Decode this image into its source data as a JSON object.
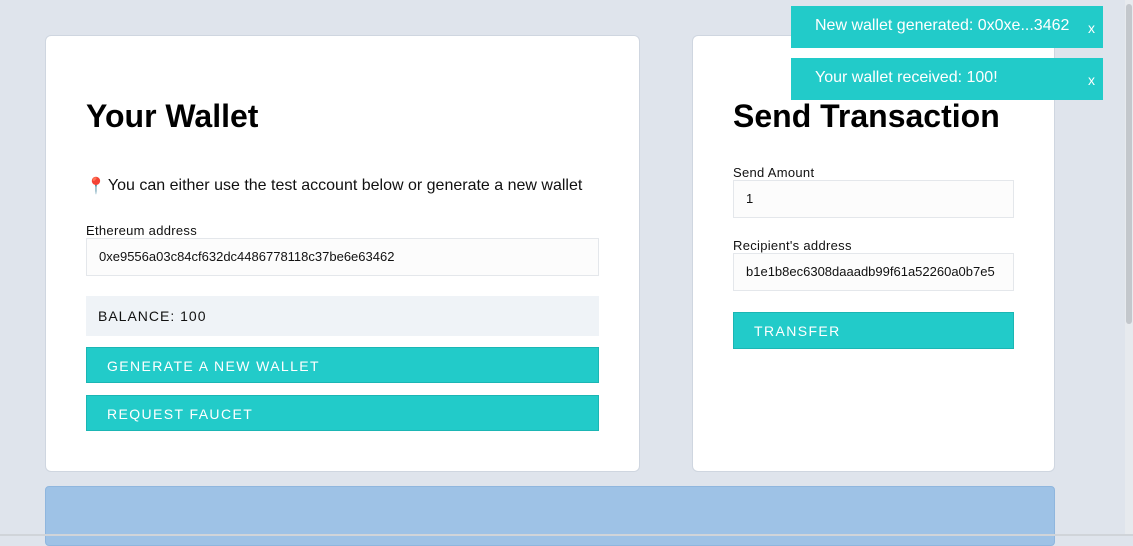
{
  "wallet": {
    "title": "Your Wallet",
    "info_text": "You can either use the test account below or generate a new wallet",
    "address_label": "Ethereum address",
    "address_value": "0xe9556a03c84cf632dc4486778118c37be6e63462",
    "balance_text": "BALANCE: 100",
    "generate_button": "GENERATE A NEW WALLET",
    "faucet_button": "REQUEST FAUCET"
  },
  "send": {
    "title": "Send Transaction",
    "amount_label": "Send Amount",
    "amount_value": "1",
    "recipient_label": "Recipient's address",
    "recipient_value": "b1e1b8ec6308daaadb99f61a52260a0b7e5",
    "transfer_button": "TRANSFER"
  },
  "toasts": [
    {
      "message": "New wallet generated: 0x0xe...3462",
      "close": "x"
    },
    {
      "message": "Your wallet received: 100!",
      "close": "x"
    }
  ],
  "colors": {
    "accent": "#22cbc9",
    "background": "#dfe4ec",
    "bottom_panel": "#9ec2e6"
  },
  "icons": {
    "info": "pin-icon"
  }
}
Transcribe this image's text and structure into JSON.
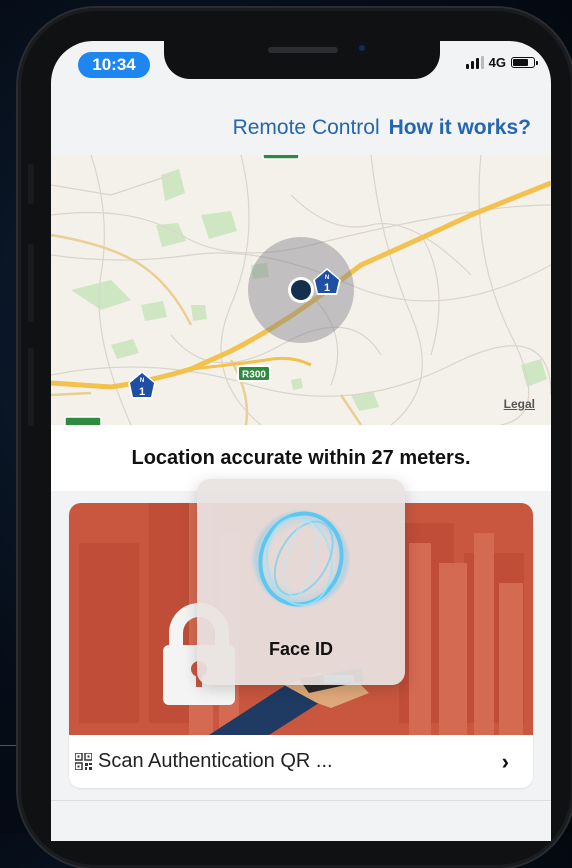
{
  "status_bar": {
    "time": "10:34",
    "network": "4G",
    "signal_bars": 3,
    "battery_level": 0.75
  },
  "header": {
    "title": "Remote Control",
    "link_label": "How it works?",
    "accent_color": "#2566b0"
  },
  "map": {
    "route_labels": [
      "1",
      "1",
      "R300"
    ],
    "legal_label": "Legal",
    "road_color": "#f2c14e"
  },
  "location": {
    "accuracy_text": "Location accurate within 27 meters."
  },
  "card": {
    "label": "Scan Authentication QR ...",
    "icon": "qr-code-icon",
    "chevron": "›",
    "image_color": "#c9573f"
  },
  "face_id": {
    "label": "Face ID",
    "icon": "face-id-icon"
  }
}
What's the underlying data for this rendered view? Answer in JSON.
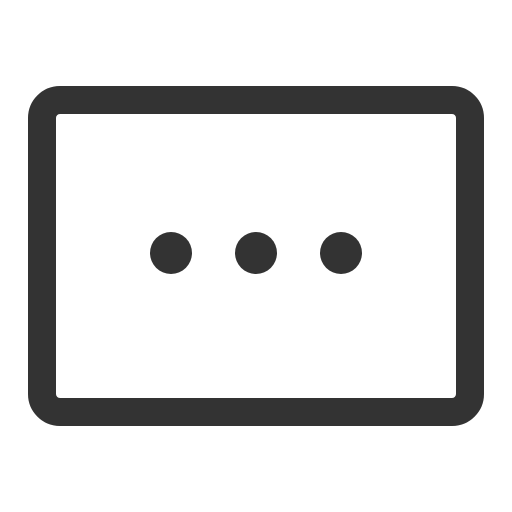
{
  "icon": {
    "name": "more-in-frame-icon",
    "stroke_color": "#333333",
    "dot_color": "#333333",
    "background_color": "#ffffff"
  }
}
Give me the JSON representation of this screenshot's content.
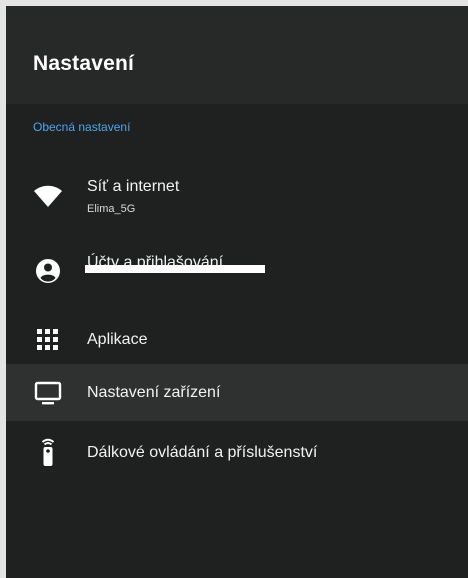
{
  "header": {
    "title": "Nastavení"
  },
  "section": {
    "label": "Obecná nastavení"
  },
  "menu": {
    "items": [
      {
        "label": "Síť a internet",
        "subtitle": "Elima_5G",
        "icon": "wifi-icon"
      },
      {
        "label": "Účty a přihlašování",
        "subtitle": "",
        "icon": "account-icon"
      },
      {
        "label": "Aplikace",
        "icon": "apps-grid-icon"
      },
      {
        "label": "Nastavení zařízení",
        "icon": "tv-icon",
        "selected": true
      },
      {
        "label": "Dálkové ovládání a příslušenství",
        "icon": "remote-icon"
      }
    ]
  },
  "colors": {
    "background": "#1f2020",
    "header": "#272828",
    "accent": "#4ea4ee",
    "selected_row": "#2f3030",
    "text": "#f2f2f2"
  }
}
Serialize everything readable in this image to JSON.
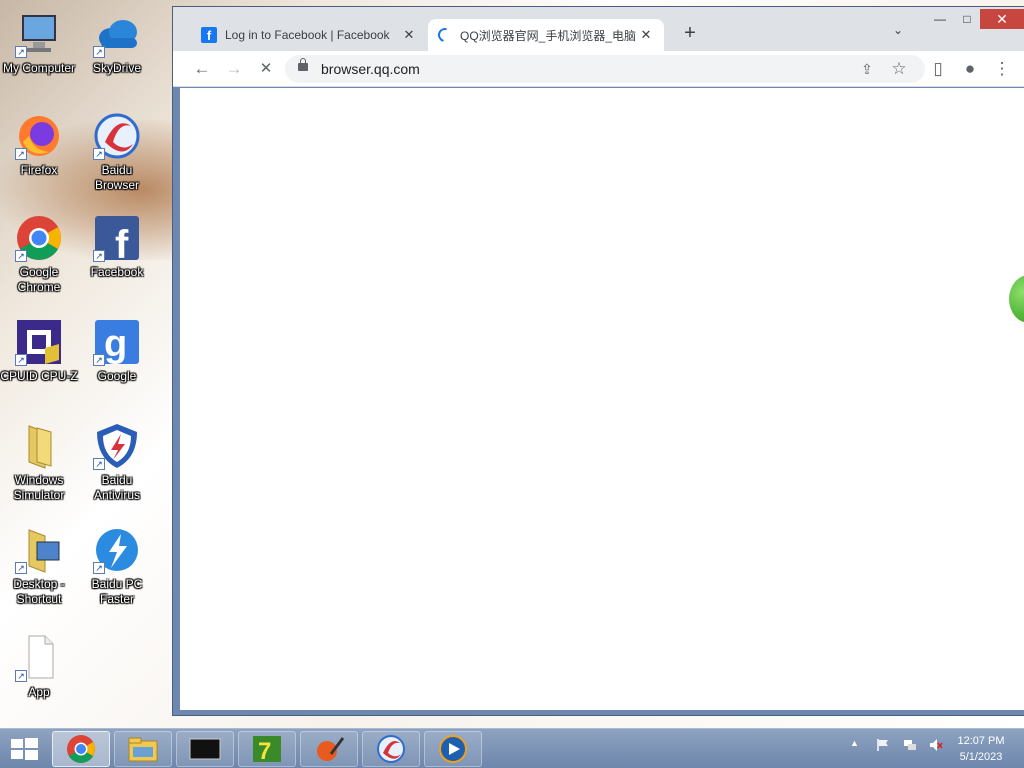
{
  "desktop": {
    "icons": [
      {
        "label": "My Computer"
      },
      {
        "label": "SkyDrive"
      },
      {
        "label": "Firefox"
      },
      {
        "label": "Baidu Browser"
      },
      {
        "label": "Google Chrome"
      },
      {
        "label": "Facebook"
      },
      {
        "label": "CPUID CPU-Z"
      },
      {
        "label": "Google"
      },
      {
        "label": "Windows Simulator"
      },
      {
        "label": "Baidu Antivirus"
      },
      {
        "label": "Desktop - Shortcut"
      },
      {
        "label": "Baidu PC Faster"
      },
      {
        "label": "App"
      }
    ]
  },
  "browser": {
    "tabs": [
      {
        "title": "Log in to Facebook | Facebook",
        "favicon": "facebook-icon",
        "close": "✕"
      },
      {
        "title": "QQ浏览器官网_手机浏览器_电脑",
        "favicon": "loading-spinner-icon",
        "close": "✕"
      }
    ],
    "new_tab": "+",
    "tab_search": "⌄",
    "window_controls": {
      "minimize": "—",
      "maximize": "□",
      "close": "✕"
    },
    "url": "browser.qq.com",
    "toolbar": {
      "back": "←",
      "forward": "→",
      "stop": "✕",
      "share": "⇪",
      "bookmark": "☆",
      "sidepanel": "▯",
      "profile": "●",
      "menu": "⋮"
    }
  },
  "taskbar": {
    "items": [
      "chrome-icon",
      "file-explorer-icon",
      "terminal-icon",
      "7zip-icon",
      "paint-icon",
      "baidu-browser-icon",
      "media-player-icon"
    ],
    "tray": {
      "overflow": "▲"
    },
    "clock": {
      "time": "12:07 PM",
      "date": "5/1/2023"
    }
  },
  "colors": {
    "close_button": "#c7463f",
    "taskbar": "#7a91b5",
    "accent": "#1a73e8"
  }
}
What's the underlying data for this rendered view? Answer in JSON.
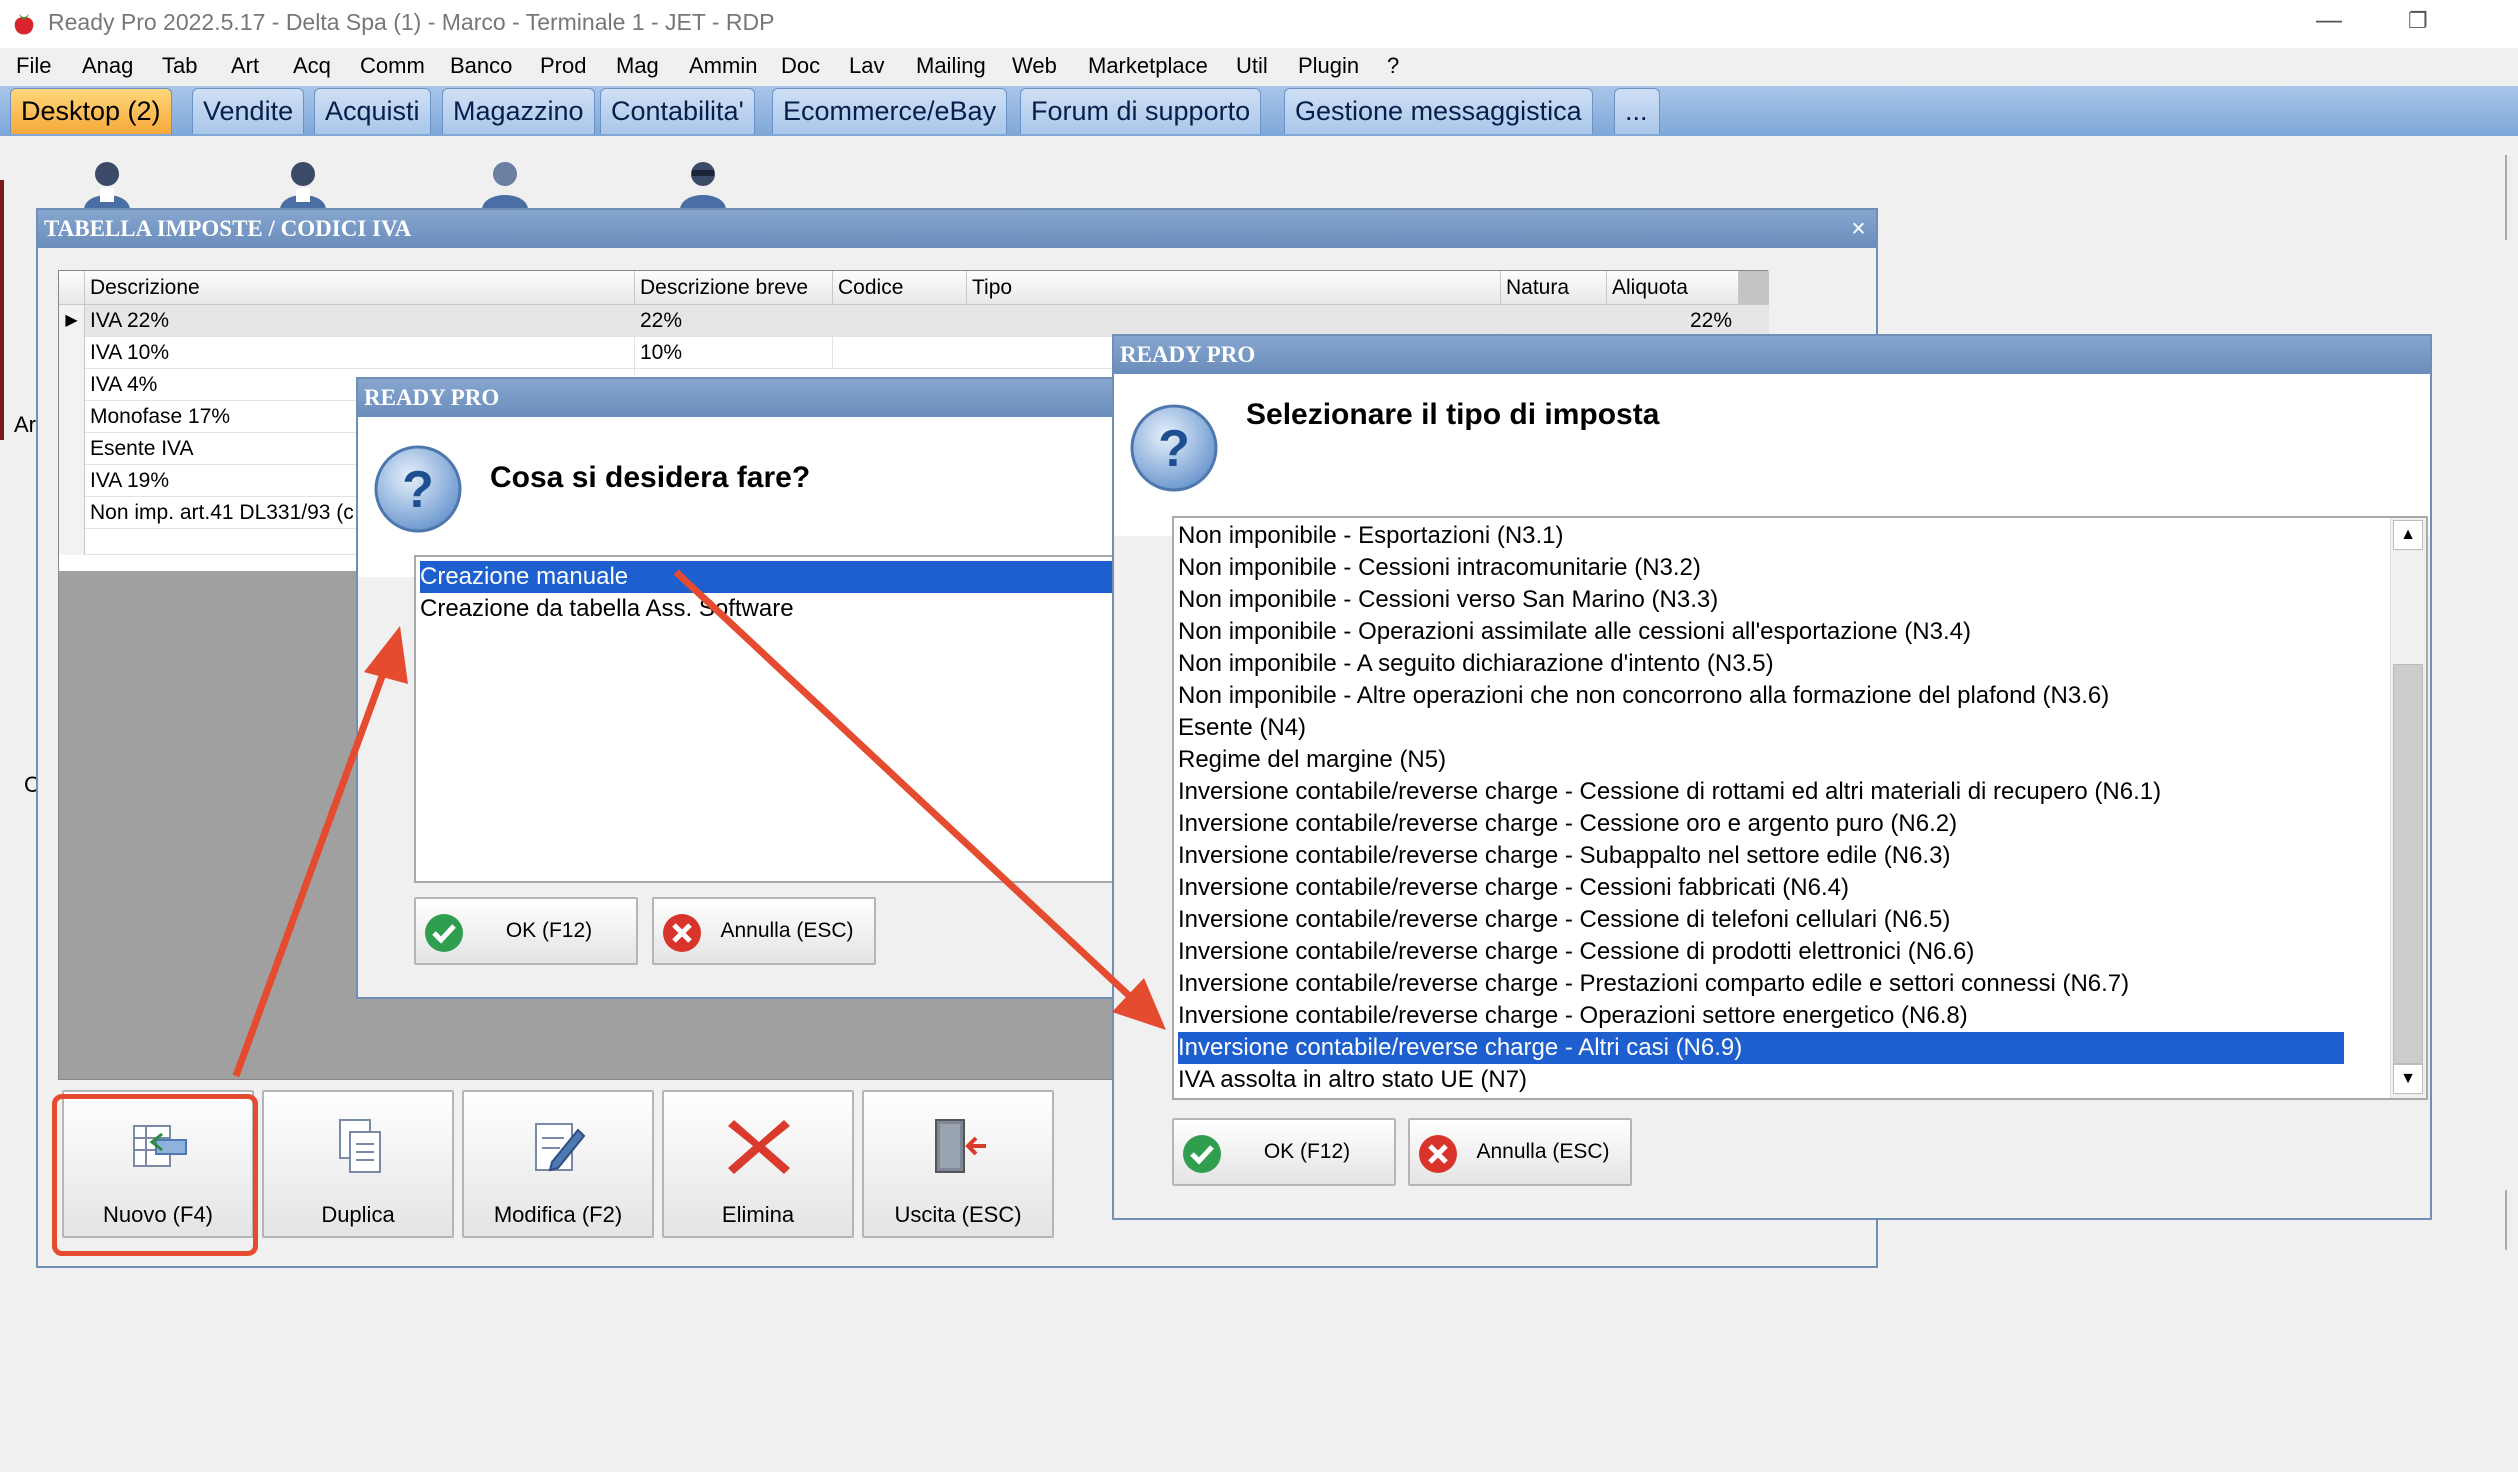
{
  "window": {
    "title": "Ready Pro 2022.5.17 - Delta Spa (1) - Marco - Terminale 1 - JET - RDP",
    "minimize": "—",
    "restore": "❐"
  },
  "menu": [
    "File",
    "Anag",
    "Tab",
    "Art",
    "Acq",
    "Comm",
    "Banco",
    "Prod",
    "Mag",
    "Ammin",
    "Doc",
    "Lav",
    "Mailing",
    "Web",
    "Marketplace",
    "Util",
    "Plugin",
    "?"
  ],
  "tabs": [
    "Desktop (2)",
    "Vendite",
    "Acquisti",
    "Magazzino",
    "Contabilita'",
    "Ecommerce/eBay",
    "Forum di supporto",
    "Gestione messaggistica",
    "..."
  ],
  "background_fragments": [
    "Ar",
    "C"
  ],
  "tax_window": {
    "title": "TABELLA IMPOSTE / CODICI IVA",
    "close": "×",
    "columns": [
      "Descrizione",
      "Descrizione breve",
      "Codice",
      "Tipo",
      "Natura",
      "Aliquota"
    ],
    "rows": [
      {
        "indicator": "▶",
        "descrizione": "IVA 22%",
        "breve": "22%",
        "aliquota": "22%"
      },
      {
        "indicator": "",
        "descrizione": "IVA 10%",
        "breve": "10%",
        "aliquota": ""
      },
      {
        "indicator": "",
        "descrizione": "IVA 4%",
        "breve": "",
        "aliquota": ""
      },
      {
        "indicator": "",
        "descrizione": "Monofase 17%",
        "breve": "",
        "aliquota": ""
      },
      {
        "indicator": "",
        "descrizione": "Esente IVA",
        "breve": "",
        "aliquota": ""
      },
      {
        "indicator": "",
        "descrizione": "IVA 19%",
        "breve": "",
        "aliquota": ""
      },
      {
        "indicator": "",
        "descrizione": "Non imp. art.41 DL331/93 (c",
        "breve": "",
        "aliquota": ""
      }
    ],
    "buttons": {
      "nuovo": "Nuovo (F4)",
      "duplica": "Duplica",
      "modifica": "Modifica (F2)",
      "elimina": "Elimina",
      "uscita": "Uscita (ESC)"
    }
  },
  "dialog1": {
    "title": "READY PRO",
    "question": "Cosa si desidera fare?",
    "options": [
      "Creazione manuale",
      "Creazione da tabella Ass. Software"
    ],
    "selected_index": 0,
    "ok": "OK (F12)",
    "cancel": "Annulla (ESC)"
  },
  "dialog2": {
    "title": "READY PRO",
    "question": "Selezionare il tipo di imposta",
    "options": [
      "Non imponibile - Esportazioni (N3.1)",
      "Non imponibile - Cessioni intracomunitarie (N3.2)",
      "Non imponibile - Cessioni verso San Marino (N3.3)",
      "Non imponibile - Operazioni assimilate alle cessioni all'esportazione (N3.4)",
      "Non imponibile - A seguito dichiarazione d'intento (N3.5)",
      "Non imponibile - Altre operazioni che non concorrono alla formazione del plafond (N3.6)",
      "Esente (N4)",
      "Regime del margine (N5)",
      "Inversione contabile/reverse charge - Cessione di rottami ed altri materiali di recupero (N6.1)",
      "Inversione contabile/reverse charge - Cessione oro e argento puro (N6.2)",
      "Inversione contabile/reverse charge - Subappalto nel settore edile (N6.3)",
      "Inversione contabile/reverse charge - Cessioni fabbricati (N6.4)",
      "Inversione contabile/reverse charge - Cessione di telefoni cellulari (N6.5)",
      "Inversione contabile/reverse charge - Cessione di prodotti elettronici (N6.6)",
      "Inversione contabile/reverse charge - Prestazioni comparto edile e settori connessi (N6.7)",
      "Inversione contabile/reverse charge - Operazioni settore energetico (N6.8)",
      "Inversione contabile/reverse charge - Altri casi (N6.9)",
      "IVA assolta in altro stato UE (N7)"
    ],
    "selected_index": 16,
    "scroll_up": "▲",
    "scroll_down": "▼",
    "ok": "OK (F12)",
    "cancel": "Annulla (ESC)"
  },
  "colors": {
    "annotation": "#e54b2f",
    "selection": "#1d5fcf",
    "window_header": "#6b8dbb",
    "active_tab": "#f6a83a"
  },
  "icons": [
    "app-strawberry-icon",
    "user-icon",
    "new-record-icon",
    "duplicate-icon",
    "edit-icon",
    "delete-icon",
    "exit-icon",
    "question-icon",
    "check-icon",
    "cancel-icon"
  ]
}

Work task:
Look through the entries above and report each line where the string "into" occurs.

Response:
Decode this image into its source data as a JSON object.
Transcribe this image's text and structure into JSON.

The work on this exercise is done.